▸ What you have to do
Exact reproductions of all the entries, please, and no pictures.

App and web page records

Content starts

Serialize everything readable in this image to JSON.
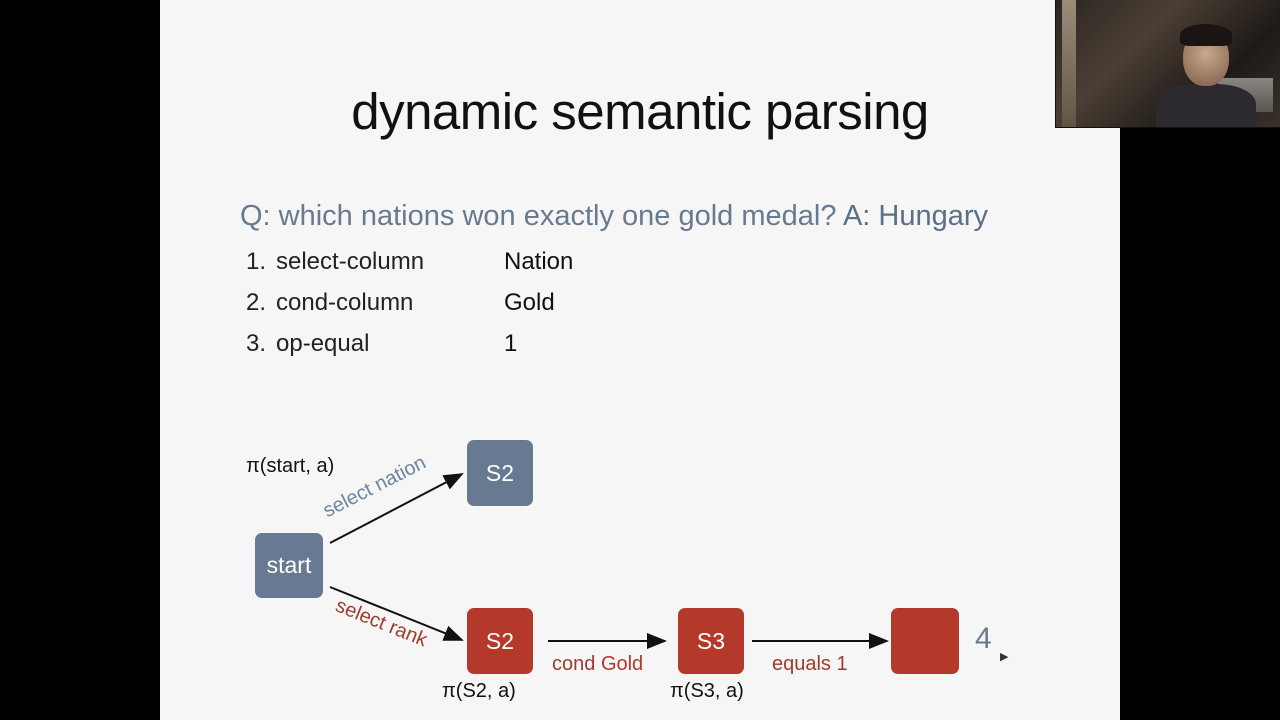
{
  "slide": {
    "title": "dynamic semantic parsing",
    "question": "Q: which nations won exactly one gold medal?",
    "answer": "A: Hungary",
    "steps": [
      {
        "num": "1.",
        "label": "select-column",
        "value": "Nation"
      },
      {
        "num": "2.",
        "label": "cond-column",
        "value": "Gold"
      },
      {
        "num": "3.",
        "label": "op-equal",
        "value": "1"
      }
    ]
  },
  "diagram": {
    "nodes": {
      "start": "start",
      "s2_top": "S2",
      "s2_bottom": "S2",
      "s3": "S3",
      "end": ""
    },
    "policy_labels": {
      "start": "π(start, a)",
      "s2": "π(S2, a)",
      "s3": "π(S3, a)"
    },
    "edge_labels": {
      "select_nation": "select nation",
      "select_rank": "select rank",
      "cond_prefix": "cond",
      "cond_gold": "Gold",
      "equals": "equals 1"
    },
    "result": "4"
  },
  "colors": {
    "blue_node": "#687a91",
    "red_node": "#b5392a",
    "slide_bg": "#f6f6f6"
  }
}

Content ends

▸ Written solution
Serialize everything readable in this image to JSON.
{
  "slide": {
    "title": "dynamic semantic parsing",
    "question": "Q: which nations won exactly one gold medal?",
    "answer": "A: Hungary",
    "steps": [
      {
        "num": "1.",
        "label": "select-column",
        "value": "Nation"
      },
      {
        "num": "2.",
        "label": "cond-column",
        "value": "Gold"
      },
      {
        "num": "3.",
        "label": "op-equal",
        "value": "1"
      }
    ]
  },
  "diagram": {
    "nodes": {
      "start": "start",
      "s2_top": "S2",
      "s2_bottom": "S2",
      "s3": "S3",
      "end": ""
    },
    "policy_labels": {
      "start": "π(start, a)",
      "s2": "π(S2, a)",
      "s3": "π(S3, a)"
    },
    "edge_labels": {
      "select_nation": "select nation",
      "select_rank": "select rank",
      "cond_prefix": "cond",
      "cond_gold": "Gold",
      "equals": "equals 1"
    },
    "result": "4"
  },
  "colors": {
    "blue_node": "#687a91",
    "red_node": "#b5392a",
    "slide_bg": "#f6f6f6"
  }
}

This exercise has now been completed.